When it took this out of the bag, it had a definite odor. What was it again?
Ah, yes. Camphor.
This dry leaf aroma is not even messing around. I was briefly concerned I’d accidentally brewed some sort of potpourri by mistake. There definitely was not attempt to hide anything in the name of this tea – it’s old, and it smells like camphor. So far, so good.
Early steeps taught me what the “leather” flavor I’ve occasionally heard mentioned is like. It didn’t make any sense to me as a descriptor not having tasted it before, and now that I have, the mental clouds have parted. So if you haven’t had something you’d describe in that manner, don’t assume it tastes like the rawhide cup in the Stone Age board game smells*.
The taste settled down throughout the steeps, which were many. There may have been a slight hint of storage aspect, but it definitely wasnt strong or overwhelmingly “moist” in nature. Just good humidity that helped the tea age well. It lasted longer than I had expected, since I figured loose sheng wouldn’t have the longevity of a compressed tea. Of course, age may have been the counterbalancing factor here, as I haven’t had much 90s compressed tea. What I suspect may be a product of the loose storage is a relative lack of complexity. Development really didn’t occur much. although every cup tasted quite good, it tasted very much like the last.

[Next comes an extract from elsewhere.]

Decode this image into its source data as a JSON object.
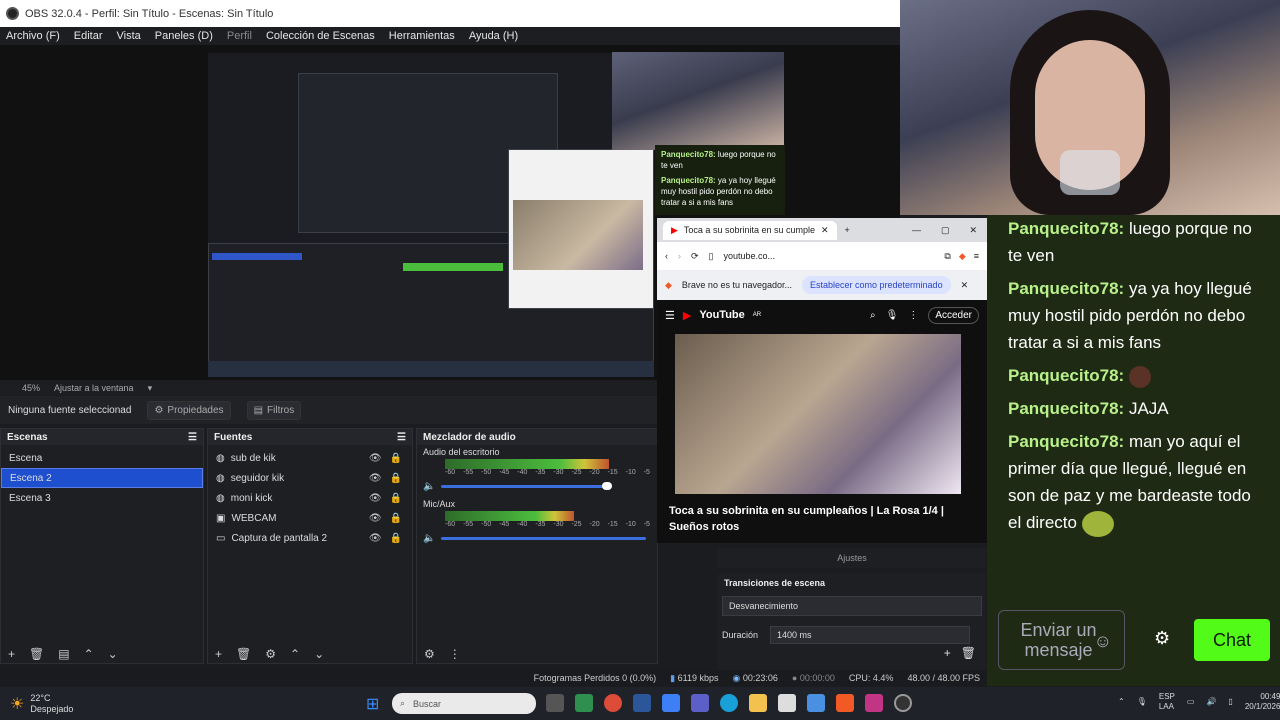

However, at the relatively low cost for something of this age, if you like a little camphor in your nasopharyngeal diet, you might do well to pick this up. If camphor is not your thing, one of Wilson’s tuos may hit the spot better – I intend to crack into my XG gold ribbon sometime next month, and will leave a note here when I do.
One thing’s for sure, I’m excited to see what other treats may be on offer from exciting new source of teas!- And the tasting note failure award for most unnecessarily obscure reference goes to….